Originally published in September 1, 2014 Commentary
Long-time MFO discussion board member AKAFlack emailed me recently wondering how much investors have underperformed during the current bull market due to the practice of rebalancing their portfolios.
For those that rebalance annually, the answer is…almost 12% in total return from March 2009 through June 2014. Not huge given the healthy gains, but certainly noticeable. The graph below compares performance for a buy & hold and an annually rebalanced portfolio, assuming an initial investment of $10,000 allocated 60% to stocks and 40% to bonds.
So why rebalance?
According to a good study by Vanguard, entitled “Best practices for portfolio rebalancing,” the answer is not to maximize return. “If the sole objective is to maximize return regardless of risk, then the investor should select a 100% equity portfolio.”
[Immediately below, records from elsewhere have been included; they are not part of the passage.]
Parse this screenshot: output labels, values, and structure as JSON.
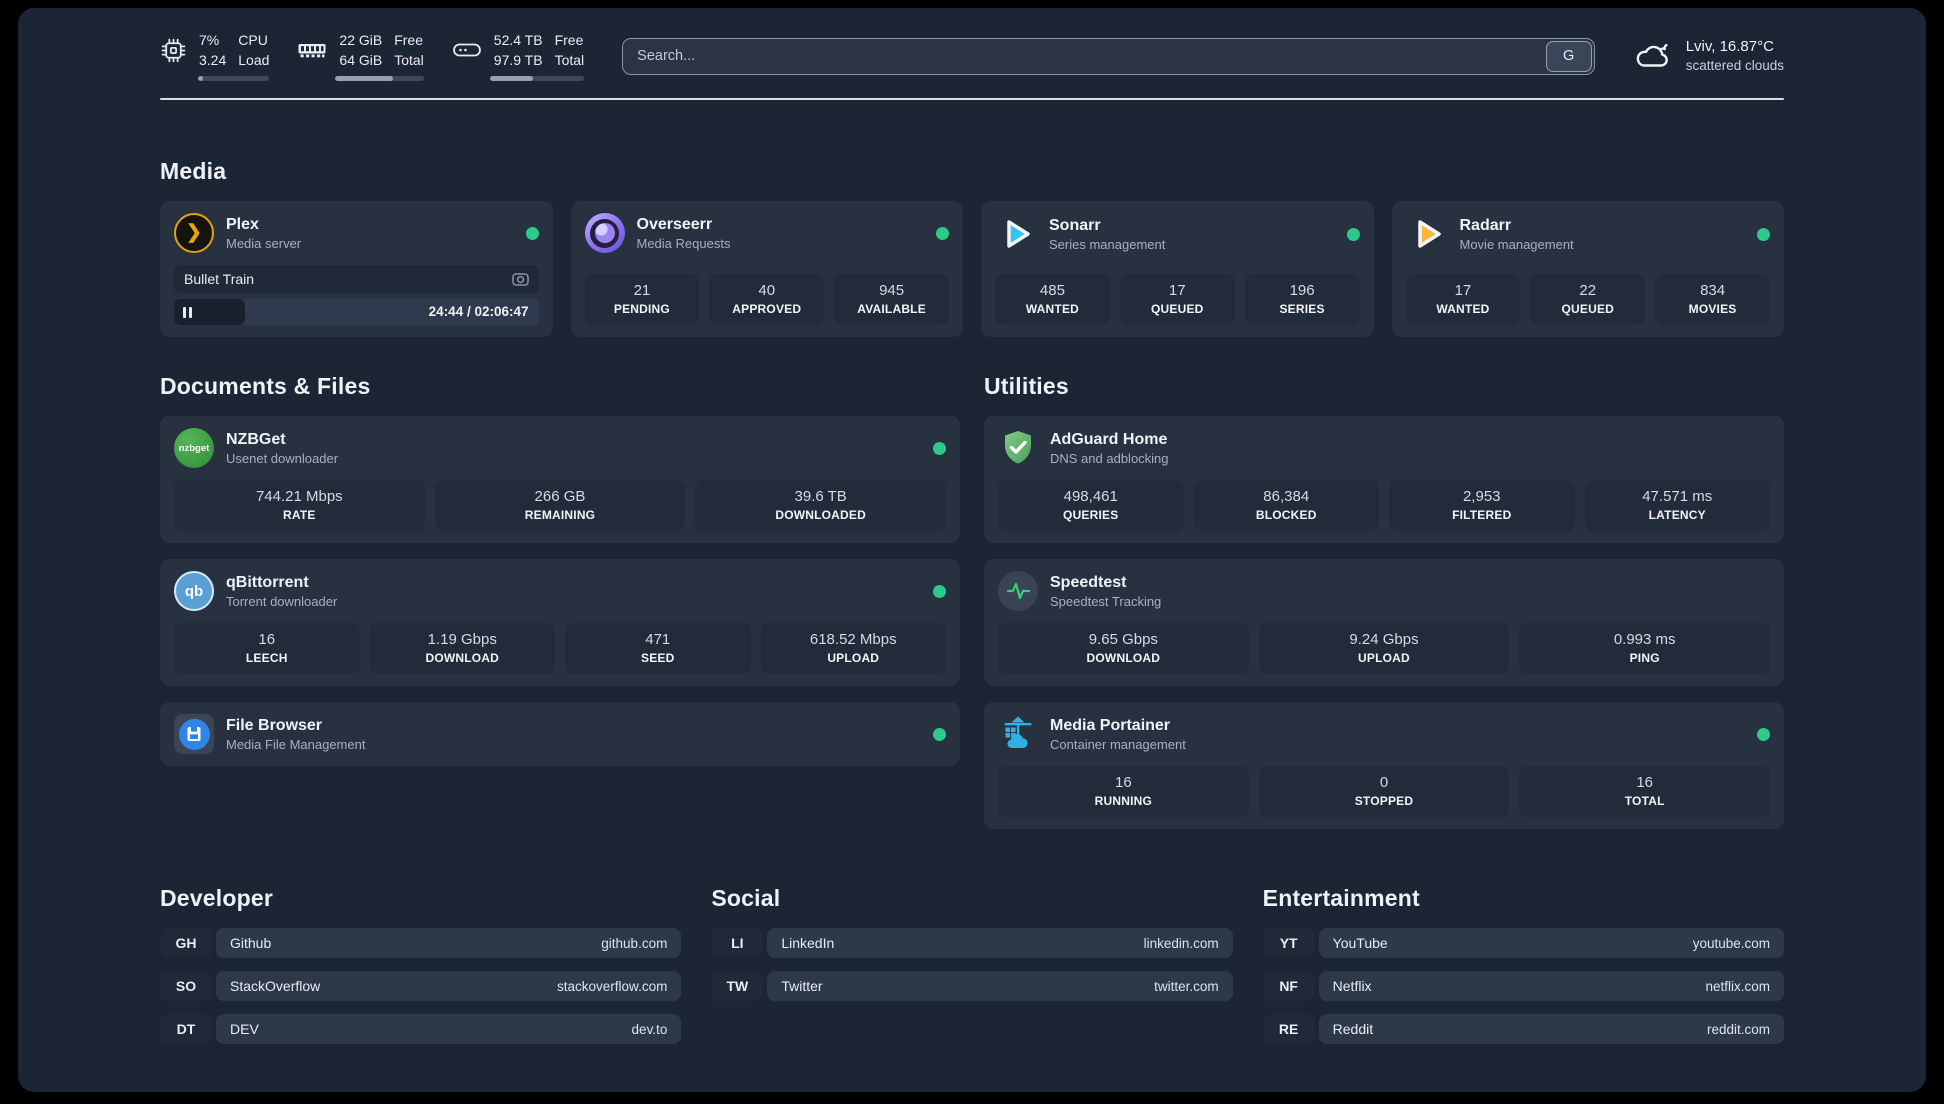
{
  "header": {
    "stats": [
      {
        "icon": "cpu-icon",
        "value_top": "7%",
        "value_bottom": "3.24",
        "label_top": "CPU",
        "label_bottom": "Load",
        "progress_pct": 7
      },
      {
        "icon": "ram-icon",
        "value_top": "22 GiB",
        "value_bottom": "64 GiB",
        "label_top": "Free",
        "label_bottom": "Total",
        "progress_pct": 65
      },
      {
        "icon": "disk-icon",
        "value_top": "52.4 TB",
        "value_bottom": "97.9 TB",
        "label_top": "Free",
        "label_bottom": "Total",
        "progress_pct": 46
      }
    ],
    "search": {
      "placeholder": "Search...",
      "button_label": "G"
    },
    "weather": {
      "location": "Lviv, 16.87°C",
      "condition": "scattered clouds"
    }
  },
  "icons": {
    "plex_glyph": "❯",
    "qbittorrent_text": "qb",
    "nzbget_text": "nzbget"
  },
  "sections": {
    "media": {
      "title": "Media",
      "cards": [
        {
          "name": "Plex",
          "subtitle": "Media server",
          "icon": "plex-icon",
          "online": true,
          "player": {
            "track_title": "Bullet Train",
            "time": "24:44 / 02:06:47",
            "progress_pct": 19.5
          }
        },
        {
          "name": "Overseerr",
          "subtitle": "Media Requests",
          "icon": "overseerr-icon",
          "online": true,
          "stats": [
            {
              "value": "21",
              "label": "PENDING"
            },
            {
              "value": "40",
              "label": "APPROVED"
            },
            {
              "value": "945",
              "label": "AVAILABLE"
            }
          ]
        },
        {
          "name": "Sonarr",
          "subtitle": "Series management",
          "icon": "sonarr-icon",
          "online": true,
          "stats": [
            {
              "value": "485",
              "label": "WANTED"
            },
            {
              "value": "17",
              "label": "QUEUED"
            },
            {
              "value": "196",
              "label": "SERIES"
            }
          ]
        },
        {
          "name": "Radarr",
          "subtitle": "Movie management",
          "icon": "radarr-icon",
          "online": true,
          "stats": [
            {
              "value": "17",
              "label": "WANTED"
            },
            {
              "value": "22",
              "label": "QUEUED"
            },
            {
              "value": "834",
              "label": "MOVIES"
            }
          ]
        }
      ]
    },
    "documents": {
      "title": "Documents & Files",
      "cards": [
        {
          "name": "NZBGet",
          "subtitle": "Usenet downloader",
          "icon": "nzbget-icon",
          "online": true,
          "stats": [
            {
              "value": "744.21 Mbps",
              "label": "RATE"
            },
            {
              "value": "266 GB",
              "label": "REMAINING"
            },
            {
              "value": "39.6 TB",
              "label": "DOWNLOADED"
            }
          ]
        },
        {
          "name": "qBittorrent",
          "subtitle": "Torrent downloader",
          "icon": "qbittorrent-icon",
          "online": true,
          "stats": [
            {
              "value": "16",
              "label": "LEECH"
            },
            {
              "value": "1.19 Gbps",
              "label": "DOWNLOAD"
            },
            {
              "value": "471",
              "label": "SEED"
            },
            {
              "value": "618.52 Mbps",
              "label": "UPLOAD"
            }
          ]
        },
        {
          "name": "File Browser",
          "subtitle": "Media File Management",
          "icon": "filebrowser-icon",
          "online": true,
          "stats": []
        }
      ]
    },
    "utilities": {
      "title": "Utilities",
      "cards": [
        {
          "name": "AdGuard Home",
          "subtitle": "DNS and adblocking",
          "icon": "adguard-icon",
          "online": true,
          "stats": [
            {
              "value": "498,461",
              "label": "QUERIES"
            },
            {
              "value": "86,384",
              "label": "BLOCKED"
            },
            {
              "value": "2,953",
              "label": "FILTERED"
            },
            {
              "value": "47.571 ms",
              "label": "LATENCY"
            }
          ]
        },
        {
          "name": "Speedtest",
          "subtitle": "Speedtest Tracking",
          "icon": "speedtest-icon",
          "online": true,
          "stats": [
            {
              "value": "9.65 Gbps",
              "label": "DOWNLOAD"
            },
            {
              "value": "9.24 Gbps",
              "label": "UPLOAD"
            },
            {
              "value": "0.993 ms",
              "label": "PING"
            }
          ]
        },
        {
          "name": "Media Portainer",
          "subtitle": "Container management",
          "icon": "portainer-icon",
          "online": true,
          "stats": [
            {
              "value": "16",
              "label": "RUNNING"
            },
            {
              "value": "0",
              "label": "STOPPED"
            },
            {
              "value": "16",
              "label": "TOTAL"
            }
          ]
        }
      ]
    },
    "links": [
      {
        "title": "Developer",
        "items": [
          {
            "tag": "GH",
            "name": "Github",
            "url": "github.com"
          },
          {
            "tag": "SO",
            "name": "StackOverflow",
            "url": "stackoverflow.com"
          },
          {
            "tag": "DT",
            "name": "DEV",
            "url": "dev.to"
          }
        ]
      },
      {
        "title": "Social",
        "items": [
          {
            "tag": "LI",
            "name": "LinkedIn",
            "url": "linkedin.com"
          },
          {
            "tag": "TW",
            "name": "Twitter",
            "url": "twitter.com"
          }
        ]
      },
      {
        "title": "Entertainment",
        "items": [
          {
            "tag": "YT",
            "name": "YouTube",
            "url": "youtube.com"
          },
          {
            "tag": "NF",
            "name": "Netflix",
            "url": "netflix.com"
          },
          {
            "tag": "RE",
            "name": "Reddit",
            "url": "reddit.com"
          }
        ]
      }
    ]
  },
  "colors": {
    "panel_bg": "#1c2534",
    "card_bg": "#273140",
    "tile_bg": "#212b3a",
    "online_dot": "#2bc98a",
    "plex_amber": "#e8a00c",
    "sonarr_cyan": "#35c5f4",
    "radarr_amber": "#ffb53c",
    "adguard_green": "#67b279",
    "portainer_blue": "#2fb1e3",
    "speedtest_green": "#35d07f"
  }
}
The purpose of rebalancing, whether done periodically or by threshold deviation, is to keep a portfolio risk composition consistent with an investor’s tolerance, as defined by their target allocation. Otherwise, investors “can end up with a portfolio that is over-weighted to equities and therefore more vulnerable to equity-market corrections, putting the investors’ portfolios at risk of larger losses compared with their target portfolios.” This situation is evidenced in the allocation shown above for the buy & hold portfolio, which is now at nearly 80/20 stocks/bonds.
In this way, rebalancing is one way to keep loss aversion in check and the attendant consequences of selling and buying at all the wrong times, often chronicled in Morningstar’s notorious “Investor Return” tracking metric.
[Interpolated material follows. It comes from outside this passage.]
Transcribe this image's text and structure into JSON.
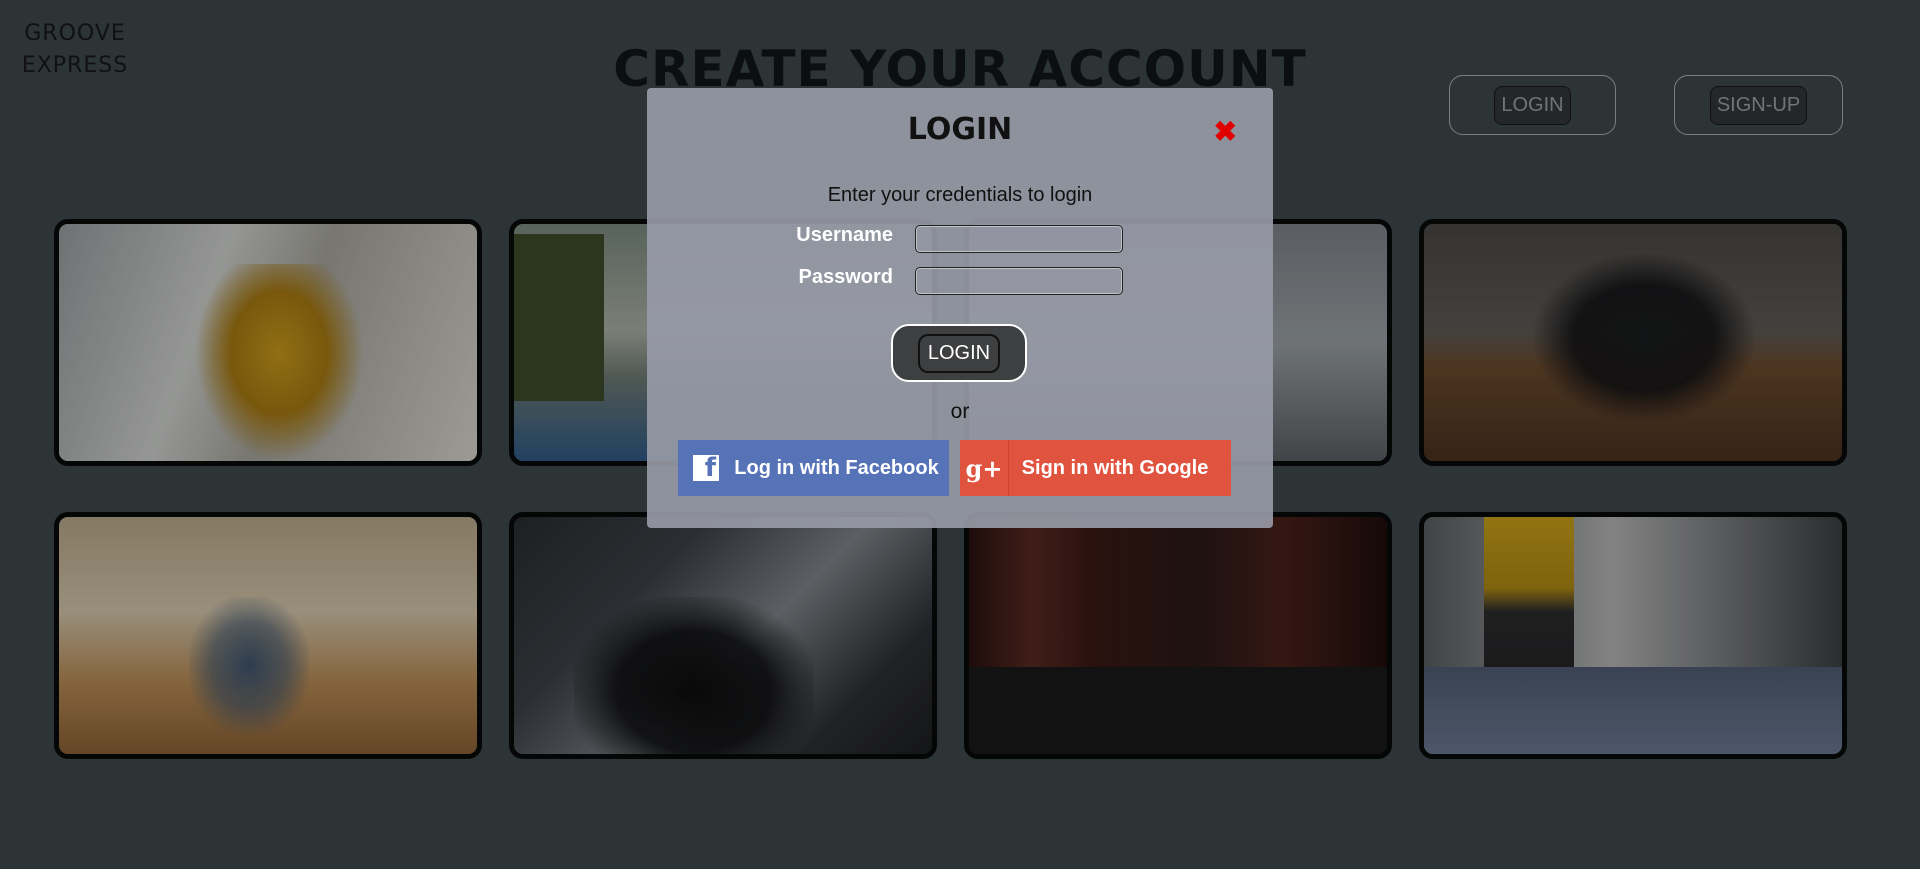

Balancing makes up ground, however, when equities are temporarily undervalued, like was the case in 2008. The same comparison as above but now across the most current full market cycle, beginning in November 2007, shows that annual balancing actually slighted outperformed the buy & hold portfolio.
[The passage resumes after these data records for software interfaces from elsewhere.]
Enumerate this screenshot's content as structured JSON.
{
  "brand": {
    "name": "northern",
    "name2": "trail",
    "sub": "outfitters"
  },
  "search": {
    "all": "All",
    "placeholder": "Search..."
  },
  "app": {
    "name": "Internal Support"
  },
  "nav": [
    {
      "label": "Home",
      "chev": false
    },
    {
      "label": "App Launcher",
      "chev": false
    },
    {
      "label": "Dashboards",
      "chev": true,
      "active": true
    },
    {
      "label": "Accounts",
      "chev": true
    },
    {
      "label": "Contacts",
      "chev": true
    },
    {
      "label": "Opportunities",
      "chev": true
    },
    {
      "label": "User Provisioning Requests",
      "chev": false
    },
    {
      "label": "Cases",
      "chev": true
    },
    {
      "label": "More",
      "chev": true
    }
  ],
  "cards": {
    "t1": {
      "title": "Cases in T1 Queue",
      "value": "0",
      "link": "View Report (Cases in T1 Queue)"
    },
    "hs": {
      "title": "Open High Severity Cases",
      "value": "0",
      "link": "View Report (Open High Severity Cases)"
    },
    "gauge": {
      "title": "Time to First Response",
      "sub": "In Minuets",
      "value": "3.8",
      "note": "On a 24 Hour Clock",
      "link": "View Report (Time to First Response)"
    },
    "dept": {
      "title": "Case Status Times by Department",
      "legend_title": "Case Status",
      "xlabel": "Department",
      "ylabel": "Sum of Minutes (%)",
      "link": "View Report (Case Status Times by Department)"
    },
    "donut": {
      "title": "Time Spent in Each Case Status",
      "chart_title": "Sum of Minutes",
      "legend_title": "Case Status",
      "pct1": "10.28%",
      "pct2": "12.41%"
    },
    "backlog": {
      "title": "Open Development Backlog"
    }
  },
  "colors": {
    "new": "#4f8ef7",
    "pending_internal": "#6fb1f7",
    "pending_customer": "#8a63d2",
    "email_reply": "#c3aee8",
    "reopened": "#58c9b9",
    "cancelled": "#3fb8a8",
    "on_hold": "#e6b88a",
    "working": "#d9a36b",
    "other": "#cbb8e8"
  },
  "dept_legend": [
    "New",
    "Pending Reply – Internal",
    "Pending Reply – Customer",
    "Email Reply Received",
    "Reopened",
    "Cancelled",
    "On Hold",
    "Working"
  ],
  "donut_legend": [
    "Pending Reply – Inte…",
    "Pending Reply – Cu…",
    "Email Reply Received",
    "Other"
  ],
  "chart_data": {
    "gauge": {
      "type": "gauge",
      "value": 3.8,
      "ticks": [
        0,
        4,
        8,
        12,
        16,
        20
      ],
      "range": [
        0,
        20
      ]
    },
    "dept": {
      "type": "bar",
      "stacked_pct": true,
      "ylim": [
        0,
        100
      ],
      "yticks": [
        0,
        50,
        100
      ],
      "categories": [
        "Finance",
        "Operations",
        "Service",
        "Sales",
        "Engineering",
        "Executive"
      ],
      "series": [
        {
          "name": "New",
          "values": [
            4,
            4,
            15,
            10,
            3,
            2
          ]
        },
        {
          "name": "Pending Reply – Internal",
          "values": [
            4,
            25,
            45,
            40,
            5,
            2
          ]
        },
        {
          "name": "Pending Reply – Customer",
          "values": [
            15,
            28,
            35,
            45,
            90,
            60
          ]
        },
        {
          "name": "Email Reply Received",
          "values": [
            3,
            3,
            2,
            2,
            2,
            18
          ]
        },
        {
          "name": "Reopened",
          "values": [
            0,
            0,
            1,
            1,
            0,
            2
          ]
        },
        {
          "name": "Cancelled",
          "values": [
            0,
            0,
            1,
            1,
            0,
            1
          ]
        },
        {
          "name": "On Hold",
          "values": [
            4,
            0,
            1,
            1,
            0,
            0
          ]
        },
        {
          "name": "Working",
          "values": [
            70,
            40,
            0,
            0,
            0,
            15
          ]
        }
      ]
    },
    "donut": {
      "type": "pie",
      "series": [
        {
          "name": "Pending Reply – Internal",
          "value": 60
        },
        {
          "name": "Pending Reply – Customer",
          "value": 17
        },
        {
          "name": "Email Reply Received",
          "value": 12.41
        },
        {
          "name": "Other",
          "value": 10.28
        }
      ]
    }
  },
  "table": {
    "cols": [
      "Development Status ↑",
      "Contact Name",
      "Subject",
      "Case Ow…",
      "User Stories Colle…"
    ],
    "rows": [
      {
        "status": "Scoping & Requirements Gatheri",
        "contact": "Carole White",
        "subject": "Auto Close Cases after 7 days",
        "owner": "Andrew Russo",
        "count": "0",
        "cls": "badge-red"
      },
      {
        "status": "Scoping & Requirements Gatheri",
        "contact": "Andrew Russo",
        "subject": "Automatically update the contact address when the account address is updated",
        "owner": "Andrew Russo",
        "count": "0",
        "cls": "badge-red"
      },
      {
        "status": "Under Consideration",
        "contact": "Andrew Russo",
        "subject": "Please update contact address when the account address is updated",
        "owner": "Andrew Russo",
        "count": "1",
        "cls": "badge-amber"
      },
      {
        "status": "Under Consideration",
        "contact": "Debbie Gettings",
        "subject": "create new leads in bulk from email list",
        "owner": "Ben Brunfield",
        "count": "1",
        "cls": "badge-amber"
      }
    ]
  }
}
In his book “The Ivy Portfolio,” Mebane Faber presents additional data to support that “there is a clear advantage to rebalancing sometime rather than letting the portfolio drift. A simple rebalance can add 0.1 to 0.2 to the Sharpe Ratio.”
If your first investment priority is risk management, occasional rebalancing to your target allocation is one way to help you sleep better at night, even if it means underperforming somewhat during bull markets.